▶ **Task brief**: Set the records down again in full, exactly as they are, apart from the images.
====
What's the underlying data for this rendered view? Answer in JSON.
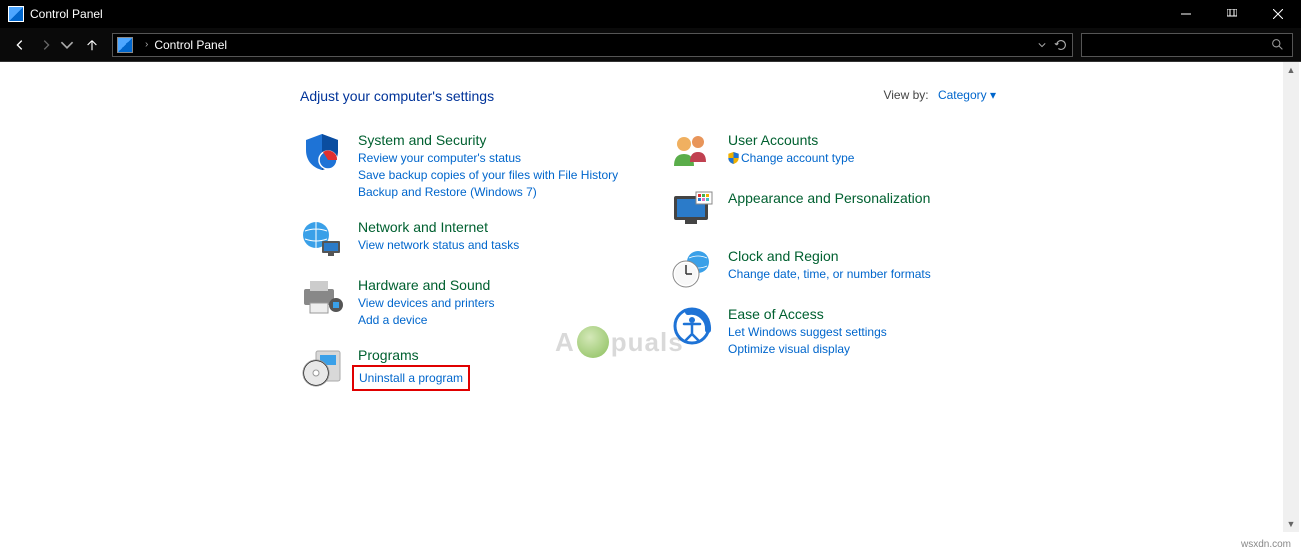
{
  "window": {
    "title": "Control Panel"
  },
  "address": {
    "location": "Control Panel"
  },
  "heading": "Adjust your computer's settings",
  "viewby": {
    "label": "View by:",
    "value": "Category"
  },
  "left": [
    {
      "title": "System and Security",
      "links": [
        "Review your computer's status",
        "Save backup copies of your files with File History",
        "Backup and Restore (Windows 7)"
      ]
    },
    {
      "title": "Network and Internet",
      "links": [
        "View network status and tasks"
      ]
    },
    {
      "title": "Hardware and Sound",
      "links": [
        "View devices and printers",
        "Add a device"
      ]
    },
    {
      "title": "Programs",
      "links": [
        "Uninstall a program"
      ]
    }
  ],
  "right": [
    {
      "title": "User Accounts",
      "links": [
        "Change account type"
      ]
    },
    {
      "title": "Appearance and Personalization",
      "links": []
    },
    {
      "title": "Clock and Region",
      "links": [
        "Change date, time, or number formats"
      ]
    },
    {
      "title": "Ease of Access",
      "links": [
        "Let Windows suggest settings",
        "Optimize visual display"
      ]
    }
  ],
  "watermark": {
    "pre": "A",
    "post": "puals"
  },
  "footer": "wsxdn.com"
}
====
▶ **Written answer**:
What's the underlying data for this rendered view? Answer in JSON.
{
  "window": {
    "title": "Control Panel"
  },
  "address": {
    "location": "Control Panel"
  },
  "heading": "Adjust your computer's settings",
  "viewby": {
    "label": "View by:",
    "value": "Category"
  },
  "left": [
    {
      "title": "System and Security",
      "links": [
        "Review your computer's status",
        "Save backup copies of your files with File History",
        "Backup and Restore (Windows 7)"
      ]
    },
    {
      "title": "Network and Internet",
      "links": [
        "View network status and tasks"
      ]
    },
    {
      "title": "Hardware and Sound",
      "links": [
        "View devices and printers",
        "Add a device"
      ]
    },
    {
      "title": "Programs",
      "links": [
        "Uninstall a program"
      ]
    }
  ],
  "right": [
    {
      "title": "User Accounts",
      "links": [
        "Change account type"
      ]
    },
    {
      "title": "Appearance and Personalization",
      "links": []
    },
    {
      "title": "Clock and Region",
      "links": [
        "Change date, time, or number formats"
      ]
    },
    {
      "title": "Ease of Access",
      "links": [
        "Let Windows suggest settings",
        "Optimize visual display"
      ]
    }
  ],
  "watermark": {
    "pre": "A",
    "post": "puals"
  },
  "footer": "wsxdn.com"
}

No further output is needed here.